There is an unmistakable assumption in each of these terms: "occupation" indicates illegitimate control, while "possession" might signify legitimacy.  For example, Hitler "occupied" Poland while America "possesses" California, even though both were acquired militarily.  Which term you use is therefore usually not a function of semantic suitability, but clearly one of perspective.  Palestinians probably view Gaza as "occupied," though the Israelis likely see it as a sovereign "possession."  Since it's obvious that the media shares the former's viewpoint, can there really be any doubt that the media is presenting the case from a Palestinian perspective?

And it is from this perspective that Barack Obama obviously views the Arab-Israeli conflict.  But we must wonder if he has even tried to imagine how offensive his suggestion might be perceived by someone who sees himself not as an occupier, but as having sovereign authority.  For instance, would Obama call on the American "occupiers" in California to leave their "settlements" in San Diego or Los Angeles because Mexican leaders and terror cells told the world that this must be done or America would be destroyed?  I'd certainly hope not.  Yet this is what he would ask of Israel?

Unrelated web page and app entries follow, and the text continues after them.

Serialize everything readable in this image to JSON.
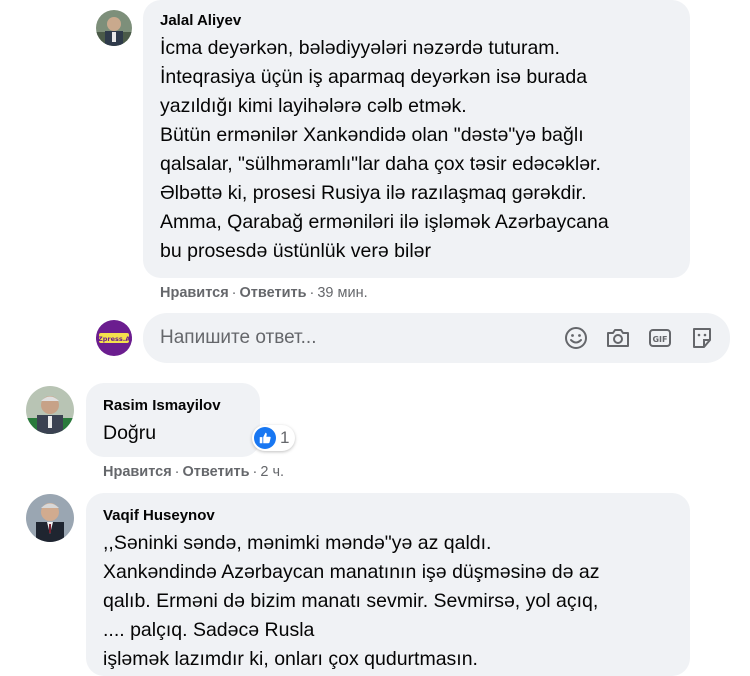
{
  "comments": [
    {
      "author": "Jalal Aliyev",
      "text": "İcma deyərkən, bələdiyyələri nəzərdə tuturam.\nİnteqrasiya üçün iş aparmaq deyərkən isə burada\nyazıldığı kimi layihələrə cəlb etmək.\nBütün ermənilər Xankəndidə olan \"dəstə\"yə bağlı\nqalsalar, \"sülhməramlı\"lar daha çox təsir edəcəklər.\nƏlbəttə ki, prosesi Rusiya ilə razılaşmaq gərəkdir.\nAmma, Qarabağ erməniləri ilə işləmək Azərbaycana\nbu prosesdə üstünlük verə bilər",
      "like_label": "Нравится",
      "dot1": "·",
      "reply_label": "Ответить",
      "dot2": "·",
      "time": "39 мин."
    },
    {
      "author": "Rasim Ismayilov",
      "text": "Doğru",
      "reaction_count": "1",
      "like_label": "Нравится",
      "dot1": "·",
      "reply_label": "Ответить",
      "dot2": "·",
      "time": "2 ч."
    },
    {
      "author": "Vaqif Huseynov",
      "text": ",,Səninki səndə, mənimki məndə\"yə az qaldı.\nXankəndində Azərbaycan manatının işə düşməsinə də az\nqalıb. Erməni də bizim manatı sevmir. Sevmirsə, yol açıq,\n.... palçıq. Sadəcə Rusla\nişləmək lazımdır ki, onları çox qudurtmasın."
    }
  ],
  "reply_box": {
    "placeholder": "Напишите ответ...",
    "avatar_text": "AZpress.AZ",
    "icons": [
      "emoji-icon",
      "camera-icon",
      "gif-icon",
      "sticker-icon"
    ]
  },
  "colors": {
    "bubble": "#f0f2f5",
    "meta_text": "#65676b",
    "like_blue": "#1877f2"
  }
}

In fact, Obama asking Israel to relinquish its territories to Palestinians is even more absurd than asking Californians to hand their land over to Mexicans.  The means by which Israel acquired their "occupied" territories could be considered more honorable than the territorial disputes of the Mexican-American War that gave America sovereignty over the Southwest.  There can be no doubt: Israel earned her lands in stalwart defense against the conquest-driven aggressors that surround her, and Israelis are owed at least as much right to the spoils of their war as we enjoy of our own.

For Obama's policy suggestion to be found reasonable, one has to view it from a singularly Palestinian perspective.  When told from the disinterested or Israeli perspective, it is wildly bizarre.  This explains why Netanyahu and Obama don't see eye to eye, and provides evidence of a hard truth that we now have to come to terms with as Americans: Obama is more concerned about the Palestinians than the Israelis.

Many of us have suspected this for some time.  And Israel is rightfully very concerned by Obama's pro-Palestinian audacity and his disrespect for their rights as a sovereign nation.  Even more troubling is that we, the American people, are somewhat implicated in Obama's statements by proxy.  But I would say to the children of Zion that this man does not speak for the American people.  We, unlike our president, support your right to self-determination in your lands and your right to defend your current borders.  And we hope that any concessions you give in your admirable contributions to the peace process will be verifiably in the interest of Israel.

And I would also tell Benjamin Netanyahu to beware of our president who would feign support of Israel while advancing policies that support Palestine.  Such are the machinations of a Quisling.
William Sullivan blogs at: http://politicalpalaverblog.blogspot.com.